__MATERIAL SUPPLIED__
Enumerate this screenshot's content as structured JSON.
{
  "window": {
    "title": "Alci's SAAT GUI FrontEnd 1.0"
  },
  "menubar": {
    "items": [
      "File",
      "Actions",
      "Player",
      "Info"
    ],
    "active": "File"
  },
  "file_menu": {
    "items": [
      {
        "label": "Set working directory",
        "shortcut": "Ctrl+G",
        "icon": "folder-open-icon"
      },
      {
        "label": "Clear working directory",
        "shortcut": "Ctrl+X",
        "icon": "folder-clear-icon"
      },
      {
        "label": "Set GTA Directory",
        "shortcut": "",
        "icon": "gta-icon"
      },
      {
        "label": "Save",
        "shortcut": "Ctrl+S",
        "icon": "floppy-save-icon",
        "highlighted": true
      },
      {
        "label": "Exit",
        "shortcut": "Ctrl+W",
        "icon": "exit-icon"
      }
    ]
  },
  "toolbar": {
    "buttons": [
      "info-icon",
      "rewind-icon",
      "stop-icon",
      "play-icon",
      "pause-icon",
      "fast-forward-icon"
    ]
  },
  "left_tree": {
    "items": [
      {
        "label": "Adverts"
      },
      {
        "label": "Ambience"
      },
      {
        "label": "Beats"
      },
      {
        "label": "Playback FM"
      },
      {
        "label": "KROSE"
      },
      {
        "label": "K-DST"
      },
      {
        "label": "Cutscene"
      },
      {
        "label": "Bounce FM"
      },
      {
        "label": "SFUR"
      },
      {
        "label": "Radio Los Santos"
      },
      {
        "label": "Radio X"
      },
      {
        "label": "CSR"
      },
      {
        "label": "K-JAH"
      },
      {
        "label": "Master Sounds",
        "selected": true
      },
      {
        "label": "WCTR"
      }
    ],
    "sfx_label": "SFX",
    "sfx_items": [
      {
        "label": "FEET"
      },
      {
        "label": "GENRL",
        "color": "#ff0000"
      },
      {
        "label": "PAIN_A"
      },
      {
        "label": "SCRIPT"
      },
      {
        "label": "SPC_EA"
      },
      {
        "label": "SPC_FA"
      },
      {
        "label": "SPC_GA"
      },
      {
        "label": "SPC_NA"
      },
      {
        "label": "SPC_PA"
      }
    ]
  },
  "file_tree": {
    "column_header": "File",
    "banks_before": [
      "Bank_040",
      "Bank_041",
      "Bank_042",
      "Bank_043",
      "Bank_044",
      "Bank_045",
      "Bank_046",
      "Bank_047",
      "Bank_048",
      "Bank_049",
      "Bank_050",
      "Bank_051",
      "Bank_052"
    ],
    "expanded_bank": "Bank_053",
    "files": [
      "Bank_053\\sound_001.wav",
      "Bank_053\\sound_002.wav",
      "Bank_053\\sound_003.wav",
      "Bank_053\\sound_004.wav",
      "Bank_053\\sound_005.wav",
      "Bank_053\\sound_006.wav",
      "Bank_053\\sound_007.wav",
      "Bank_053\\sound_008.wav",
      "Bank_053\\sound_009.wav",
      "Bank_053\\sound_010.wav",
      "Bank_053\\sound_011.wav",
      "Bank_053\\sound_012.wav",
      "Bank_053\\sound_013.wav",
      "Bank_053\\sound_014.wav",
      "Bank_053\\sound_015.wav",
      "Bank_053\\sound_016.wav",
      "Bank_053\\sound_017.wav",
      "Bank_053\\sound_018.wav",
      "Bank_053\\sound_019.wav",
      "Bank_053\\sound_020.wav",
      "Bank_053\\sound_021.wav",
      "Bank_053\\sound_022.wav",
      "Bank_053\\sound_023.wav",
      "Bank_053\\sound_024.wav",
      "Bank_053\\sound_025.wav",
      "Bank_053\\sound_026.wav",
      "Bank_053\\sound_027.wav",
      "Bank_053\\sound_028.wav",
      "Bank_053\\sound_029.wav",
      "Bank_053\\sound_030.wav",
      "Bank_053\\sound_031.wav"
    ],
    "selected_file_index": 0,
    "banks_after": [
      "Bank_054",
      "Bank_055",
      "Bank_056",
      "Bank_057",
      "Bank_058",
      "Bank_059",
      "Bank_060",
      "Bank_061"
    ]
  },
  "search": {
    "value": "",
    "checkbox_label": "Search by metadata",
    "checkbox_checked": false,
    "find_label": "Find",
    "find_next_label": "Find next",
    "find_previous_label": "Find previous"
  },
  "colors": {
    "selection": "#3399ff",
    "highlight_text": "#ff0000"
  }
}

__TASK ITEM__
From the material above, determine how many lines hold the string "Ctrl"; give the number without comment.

__RESULT OF THE TASK__
4